====== The input

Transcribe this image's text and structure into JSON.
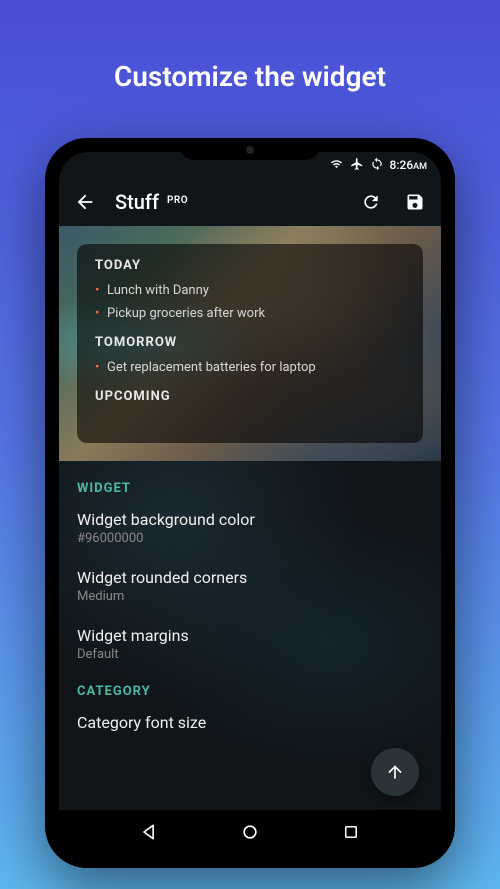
{
  "page": {
    "title": "Customize the widget"
  },
  "status": {
    "time": "8:26",
    "ampm": "AM"
  },
  "appbar": {
    "title": "Stuff",
    "badge": "PRO"
  },
  "widget": {
    "sections": [
      {
        "title": "TODAY",
        "items": [
          "Lunch with Danny",
          "Pickup groceries after work"
        ]
      },
      {
        "title": "TOMORROW",
        "items": [
          "Get replacement batteries for laptop"
        ]
      },
      {
        "title": "UPCOMING",
        "items": []
      }
    ]
  },
  "settings": {
    "sections": [
      {
        "header": "WIDGET",
        "items": [
          {
            "title": "Widget background color",
            "value": "#96000000"
          },
          {
            "title": "Widget rounded corners",
            "value": "Medium"
          },
          {
            "title": "Widget margins",
            "value": "Default"
          }
        ]
      },
      {
        "header": "CATEGORY",
        "items": [
          {
            "title": "Category font size",
            "value": ""
          }
        ]
      }
    ]
  }
}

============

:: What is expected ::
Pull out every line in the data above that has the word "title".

:: Response for this exercise ::
    "title": "Customize the widget"
    "title": "Stuff",
        "title": "TODAY",
        "title": "TOMORROW",
        "title": "UPCOMING",
            "title": "Widget background color",
            "title": "Widget rounded corners",
            "title": "Widget margins",
            "title": "Category font size",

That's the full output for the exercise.